◆ **WHAT THE EXERCISE ASKS**
Please reproduce the entries below exactly as they stand, but leave the pictures out.

===== DATA UNDER STUDY

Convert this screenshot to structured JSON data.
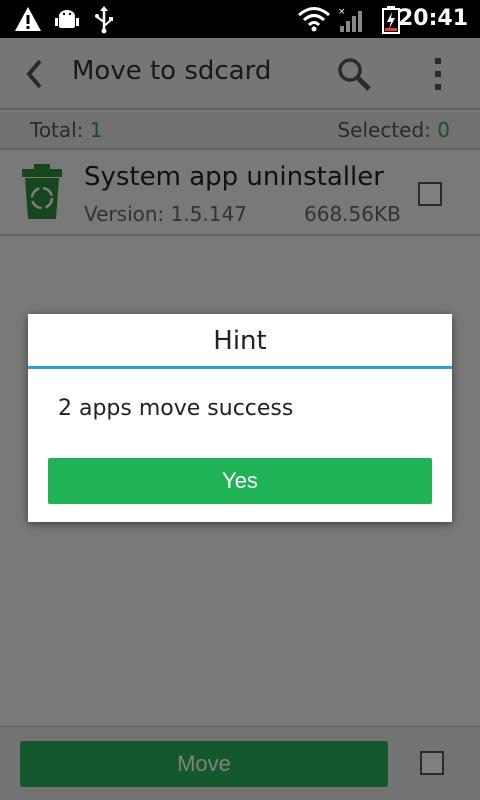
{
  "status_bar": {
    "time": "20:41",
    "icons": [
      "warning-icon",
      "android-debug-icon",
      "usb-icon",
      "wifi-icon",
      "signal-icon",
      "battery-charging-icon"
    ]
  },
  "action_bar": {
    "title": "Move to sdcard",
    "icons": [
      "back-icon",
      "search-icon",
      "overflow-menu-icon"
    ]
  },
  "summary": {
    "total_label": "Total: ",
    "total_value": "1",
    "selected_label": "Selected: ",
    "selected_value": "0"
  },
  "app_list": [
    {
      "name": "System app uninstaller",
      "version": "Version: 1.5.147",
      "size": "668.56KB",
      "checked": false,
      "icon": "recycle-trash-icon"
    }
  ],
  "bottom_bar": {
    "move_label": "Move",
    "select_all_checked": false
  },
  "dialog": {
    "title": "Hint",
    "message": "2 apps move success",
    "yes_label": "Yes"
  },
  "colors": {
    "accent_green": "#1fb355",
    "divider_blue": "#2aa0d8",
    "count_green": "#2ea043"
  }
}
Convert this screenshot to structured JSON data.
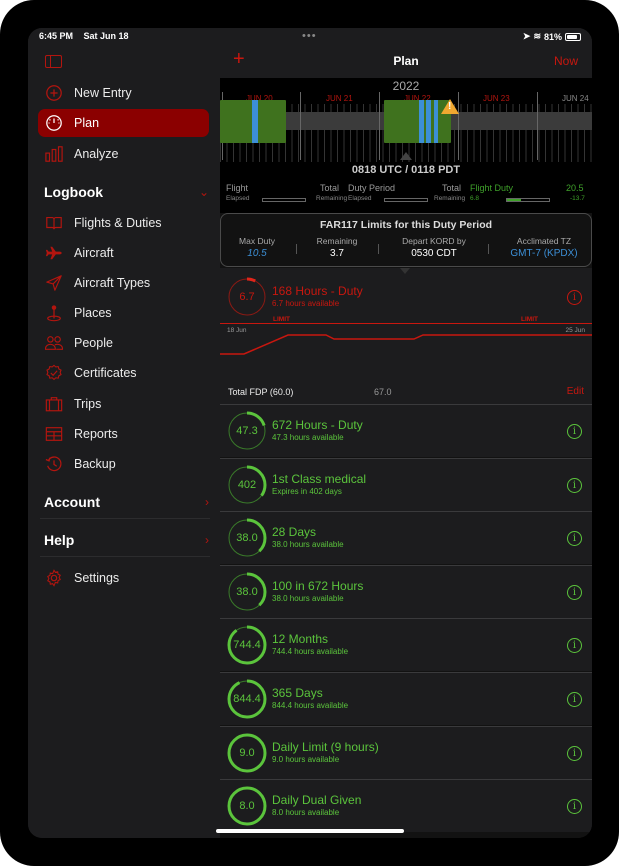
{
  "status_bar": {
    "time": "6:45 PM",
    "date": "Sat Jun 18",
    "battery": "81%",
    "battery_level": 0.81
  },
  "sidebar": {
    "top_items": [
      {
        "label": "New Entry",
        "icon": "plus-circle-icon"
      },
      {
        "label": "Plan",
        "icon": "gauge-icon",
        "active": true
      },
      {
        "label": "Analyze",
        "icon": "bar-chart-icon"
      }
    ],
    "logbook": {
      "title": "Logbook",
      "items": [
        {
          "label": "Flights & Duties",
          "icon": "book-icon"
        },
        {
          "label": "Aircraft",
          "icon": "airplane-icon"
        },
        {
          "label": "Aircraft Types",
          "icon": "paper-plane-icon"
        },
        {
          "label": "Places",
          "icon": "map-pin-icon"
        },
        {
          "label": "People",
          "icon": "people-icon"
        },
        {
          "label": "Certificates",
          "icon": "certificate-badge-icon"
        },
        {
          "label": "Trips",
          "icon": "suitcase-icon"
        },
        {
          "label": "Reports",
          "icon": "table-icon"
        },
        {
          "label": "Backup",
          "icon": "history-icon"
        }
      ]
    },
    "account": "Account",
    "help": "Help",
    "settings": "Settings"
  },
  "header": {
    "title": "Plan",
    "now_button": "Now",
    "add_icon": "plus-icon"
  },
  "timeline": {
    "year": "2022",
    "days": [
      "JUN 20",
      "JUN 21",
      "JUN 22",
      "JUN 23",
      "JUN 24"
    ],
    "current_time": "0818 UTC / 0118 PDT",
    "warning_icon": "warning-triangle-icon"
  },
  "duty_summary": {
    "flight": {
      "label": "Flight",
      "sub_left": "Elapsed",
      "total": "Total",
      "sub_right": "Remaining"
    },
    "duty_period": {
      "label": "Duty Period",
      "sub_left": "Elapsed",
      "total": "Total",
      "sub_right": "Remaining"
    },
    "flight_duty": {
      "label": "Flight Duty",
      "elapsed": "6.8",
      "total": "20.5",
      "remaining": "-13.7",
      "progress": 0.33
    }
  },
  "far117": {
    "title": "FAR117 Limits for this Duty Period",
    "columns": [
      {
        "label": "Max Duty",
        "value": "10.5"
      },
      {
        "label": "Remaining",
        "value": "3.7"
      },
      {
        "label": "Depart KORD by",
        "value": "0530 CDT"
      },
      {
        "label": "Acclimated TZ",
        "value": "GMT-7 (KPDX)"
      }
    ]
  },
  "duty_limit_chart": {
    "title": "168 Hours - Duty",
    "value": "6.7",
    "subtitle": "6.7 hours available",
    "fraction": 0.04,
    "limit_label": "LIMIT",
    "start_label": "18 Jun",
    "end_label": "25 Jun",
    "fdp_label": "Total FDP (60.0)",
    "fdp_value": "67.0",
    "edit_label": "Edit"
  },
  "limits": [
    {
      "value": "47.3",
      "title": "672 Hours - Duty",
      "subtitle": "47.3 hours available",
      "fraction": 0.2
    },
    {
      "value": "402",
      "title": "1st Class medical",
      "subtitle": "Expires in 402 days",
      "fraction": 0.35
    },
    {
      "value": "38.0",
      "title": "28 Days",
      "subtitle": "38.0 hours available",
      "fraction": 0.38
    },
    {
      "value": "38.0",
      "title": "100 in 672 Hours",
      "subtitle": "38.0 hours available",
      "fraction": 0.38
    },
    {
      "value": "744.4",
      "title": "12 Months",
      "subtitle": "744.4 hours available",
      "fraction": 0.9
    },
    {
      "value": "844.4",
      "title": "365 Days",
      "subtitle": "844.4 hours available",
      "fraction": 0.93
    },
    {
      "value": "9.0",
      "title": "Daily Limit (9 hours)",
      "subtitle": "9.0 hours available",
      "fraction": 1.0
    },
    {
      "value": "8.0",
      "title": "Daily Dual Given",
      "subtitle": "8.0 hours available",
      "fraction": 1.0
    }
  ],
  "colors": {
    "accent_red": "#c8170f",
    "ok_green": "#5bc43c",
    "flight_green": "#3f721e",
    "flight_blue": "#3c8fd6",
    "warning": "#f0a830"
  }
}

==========

◆ **TASK ANSWER**
Convert this screenshot to structured JSON data.
{
  "status_bar": {
    "time": "20:41",
    "icons": [
      "warning-icon",
      "android-debug-icon",
      "usb-icon",
      "wifi-icon",
      "signal-icon",
      "battery-charging-icon"
    ]
  },
  "action_bar": {
    "title": "Move to sdcard",
    "icons": [
      "back-icon",
      "search-icon",
      "overflow-menu-icon"
    ]
  },
  "summary": {
    "total_label": "Total: ",
    "total_value": "1",
    "selected_label": "Selected: ",
    "selected_value": "0"
  },
  "app_list": [
    {
      "name": "System app uninstaller",
      "version": "Version: 1.5.147",
      "size": "668.56KB",
      "checked": false,
      "icon": "recycle-trash-icon"
    }
  ],
  "bottom_bar": {
    "move_label": "Move",
    "select_all_checked": false
  },
  "dialog": {
    "title": "Hint",
    "message": "2 apps move success",
    "yes_label": "Yes"
  },
  "colors": {
    "accent_green": "#1fb355",
    "divider_blue": "#2aa0d8",
    "count_green": "#2ea043"
  }
}
Convert this screenshot to structured JSON data.
{
  "status_bar": {
    "time": "6:45 PM",
    "date": "Sat Jun 18",
    "battery": "81%",
    "battery_level": 0.81
  },
  "sidebar": {
    "top_items": [
      {
        "label": "New Entry",
        "icon": "plus-circle-icon"
      },
      {
        "label": "Plan",
        "icon": "gauge-icon",
        "active": true
      },
      {
        "label": "Analyze",
        "icon": "bar-chart-icon"
      }
    ],
    "logbook": {
      "title": "Logbook",
      "items": [
        {
          "label": "Flights & Duties",
          "icon": "book-icon"
        },
        {
          "label": "Aircraft",
          "icon": "airplane-icon"
        },
        {
          "label": "Aircraft Types",
          "icon": "paper-plane-icon"
        },
        {
          "label": "Places",
          "icon": "map-pin-icon"
        },
        {
          "label": "People",
          "icon": "people-icon"
        },
        {
          "label": "Certificates",
          "icon": "certificate-badge-icon"
        },
        {
          "label": "Trips",
          "icon": "suitcase-icon"
        },
        {
          "label": "Reports",
          "icon": "table-icon"
        },
        {
          "label": "Backup",
          "icon": "history-icon"
        }
      ]
    },
    "account": "Account",
    "help": "Help",
    "settings": "Settings"
  },
  "header": {
    "title": "Plan",
    "now_button": "Now",
    "add_icon": "plus-icon"
  },
  "timeline": {
    "year": "2022",
    "days": [
      "JUN 20",
      "JUN 21",
      "JUN 22",
      "JUN 23",
      "JUN 24"
    ],
    "current_time": "0818 UTC / 0118 PDT",
    "warning_icon": "warning-triangle-icon"
  },
  "duty_summary": {
    "flight": {
      "label": "Flight",
      "sub_left": "Elapsed",
      "total": "Total",
      "sub_right": "Remaining"
    },
    "duty_period": {
      "label": "Duty Period",
      "sub_left": "Elapsed",
      "total": "Total",
      "sub_right": "Remaining"
    },
    "flight_duty": {
      "label": "Flight Duty",
      "elapsed": "6.8",
      "total": "20.5",
      "remaining": "-13.7",
      "progress": 0.33
    }
  },
  "far117": {
    "title": "FAR117 Limits for this Duty Period",
    "columns": [
      {
        "label": "Max Duty",
        "value": "10.5"
      },
      {
        "label": "Remaining",
        "value": "3.7"
      },
      {
        "label": "Depart KORD by",
        "value": "0530 CDT"
      },
      {
        "label": "Acclimated TZ",
        "value": "GMT-7 (KPDX)"
      }
    ]
  },
  "duty_limit_chart": {
    "title": "168 Hours - Duty",
    "value": "6.7",
    "subtitle": "6.7 hours available",
    "fraction": 0.04,
    "limit_label": "LIMIT",
    "start_label": "18 Jun",
    "end_label": "25 Jun",
    "fdp_label": "Total FDP (60.0)",
    "fdp_value": "67.0",
    "edit_label": "Edit"
  },
  "limits": [
    {
      "value": "47.3",
      "title": "672 Hours - Duty",
      "subtitle": "47.3 hours available",
      "fraction": 0.2
    },
    {
      "value": "402",
      "title": "1st Class medical",
      "subtitle": "Expires in 402 days",
      "fraction": 0.35
    },
    {
      "value": "38.0",
      "title": "28 Days",
      "subtitle": "38.0 hours available",
      "fraction": 0.38
    },
    {
      "value": "38.0",
      "title": "100 in 672 Hours",
      "subtitle": "38.0 hours available",
      "fraction": 0.38
    },
    {
      "value": "744.4",
      "title": "12 Months",
      "subtitle": "744.4 hours available",
      "fraction": 0.9
    },
    {
      "value": "844.4",
      "title": "365 Days",
      "subtitle": "844.4 hours available",
      "fraction": 0.93
    },
    {
      "value": "9.0",
      "title": "Daily Limit (9 hours)",
      "subtitle": "9.0 hours available",
      "fraction": 1.0
    },
    {
      "value": "8.0",
      "title": "Daily Dual Given",
      "subtitle": "8.0 hours available",
      "fraction": 1.0
    }
  ],
  "colors": {
    "accent_red": "#c8170f",
    "ok_green": "#5bc43c",
    "flight_green": "#3f721e",
    "flight_blue": "#3c8fd6",
    "warning": "#f0a830"
  }
}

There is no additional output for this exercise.